# Triangulate the triangle with edges identified

Consider the closed triangle (simplex) $\Delta = [(0,1), (0,0) , (1,0)] \subset \mathbb{R}^2$, ie, $\Delta$ is the convex hull of the points $v_1 = (0,1)$, $v_0 = (0,0)$ and $v_2 = (1,0)$ in $\mathbb{R}^2$, with the usual (euclidean) induced topology from $\mathbb{R}^2$. Identify the points to form the quotient topology like this: all the points of the interior of $\Delta$ are identified just with themselves, ie, form the classes $\{p\}$ for $p \in int \Delta$. On the boundary of $\Delta$, identify sets of 3 points starting on the vertices and going along each edge counterclockwise, ie, form the classes $\{ (0,1-t) , (t,0) , (1-t,t) \}$, for all $t \in I = [0,1]$, ie, for $0 \leqslant t \leqslant 1$.

The quotient space formed is $\Delta$, the triangle with edges identified.

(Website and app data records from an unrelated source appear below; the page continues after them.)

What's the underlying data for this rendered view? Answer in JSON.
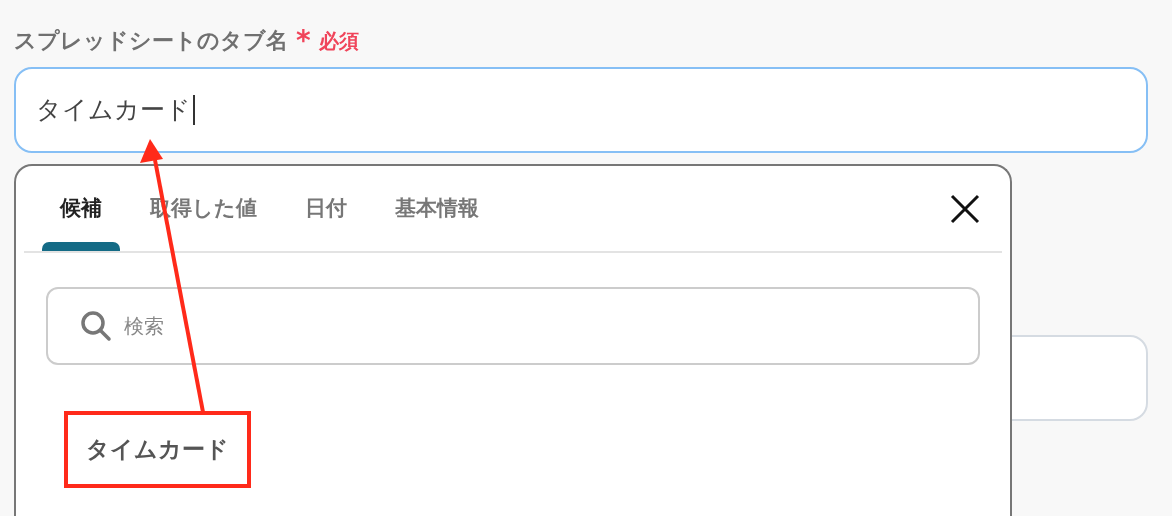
{
  "field": {
    "label": "スプレッドシートのタブ名",
    "required_mark": "*",
    "required": "必須",
    "value": "タイムカード"
  },
  "dropdown": {
    "tabs": [
      {
        "label": "候補",
        "selected": true
      },
      {
        "label": "取得した値",
        "selected": false
      },
      {
        "label": "日付",
        "selected": false
      },
      {
        "label": "基本情報",
        "selected": false
      }
    ],
    "search": {
      "placeholder": "検索"
    },
    "suggestions": [
      {
        "label": "タイムカード",
        "highlighted": true
      }
    ]
  }
}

The questions:

(1) There exists a triangulation for $\Delta$? Ie, there exists a simplicial complex homeomorphic to $\Delta$?

(2) How to compute the homology groups of $\Delta$? Here I can use CW-complexes, but I don't know if I performed this correctly.

My calculations gave the same homology groups of sphere S², but my intuition tells me that $H_1 (\Delta)$ should be $\mathbb{Z} / 3 \mathbb{Z}$. – Gustavo Jun 18 '14 at 21:41
You have one $0$-cell, one $1$-cell, and one $2$-cell, so you have the sequence $$0\to\mathbb{Z}\to\mathbb{Z}\to\mathbb{Z}\to 0.$$ The first and last maps are (obviously) zero. So is the third, because the edge has both endpoints on the same vertex. The third map is $\times 3$, because the edge of the triangle goes three times along the edge, in the same direction. – Jessica B Jun 19 '14 at 19:40